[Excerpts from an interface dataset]
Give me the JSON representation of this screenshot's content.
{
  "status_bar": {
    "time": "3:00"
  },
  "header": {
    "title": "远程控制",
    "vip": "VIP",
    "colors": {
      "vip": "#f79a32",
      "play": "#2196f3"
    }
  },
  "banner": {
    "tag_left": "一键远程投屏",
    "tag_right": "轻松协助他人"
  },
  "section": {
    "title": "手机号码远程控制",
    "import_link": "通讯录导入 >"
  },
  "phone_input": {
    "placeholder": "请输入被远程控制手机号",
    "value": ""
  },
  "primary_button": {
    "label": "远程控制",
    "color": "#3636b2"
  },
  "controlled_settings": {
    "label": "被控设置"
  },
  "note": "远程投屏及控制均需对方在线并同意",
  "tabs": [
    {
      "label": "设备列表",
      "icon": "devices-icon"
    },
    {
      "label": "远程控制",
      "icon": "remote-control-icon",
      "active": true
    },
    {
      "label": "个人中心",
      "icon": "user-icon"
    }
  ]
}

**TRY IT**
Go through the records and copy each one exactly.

**SOLUTION**
Give me the JSON representation of this screenshot's content.
{
  "status_bar": {
    "time": "3:00"
  },
  "header": {
    "title": "远程控制",
    "vip": "VIP",
    "colors": {
      "vip": "#f79a32",
      "play": "#2196f3"
    }
  },
  "banner": {
    "tag_left": "一键远程投屏",
    "tag_right": "轻松协助他人"
  },
  "section": {
    "title": "手机号码远程控制",
    "import_link": "通讯录导入 >"
  },
  "phone_input": {
    "placeholder": "请输入被远程控制手机号",
    "value": ""
  },
  "primary_button": {
    "label": "远程控制",
    "color": "#3636b2"
  },
  "controlled_settings": {
    "label": "被控设置"
  },
  "note": "远程投屏及控制均需对方在线并同意",
  "tabs": [
    {
      "label": "设备列表",
      "icon": "devices-icon"
    },
    {
      "label": "远程控制",
      "icon": "remote-control-icon",
      "active": true
    },
    {
      "label": "个人中心",
      "icon": "user-icon"
    }
  ]
}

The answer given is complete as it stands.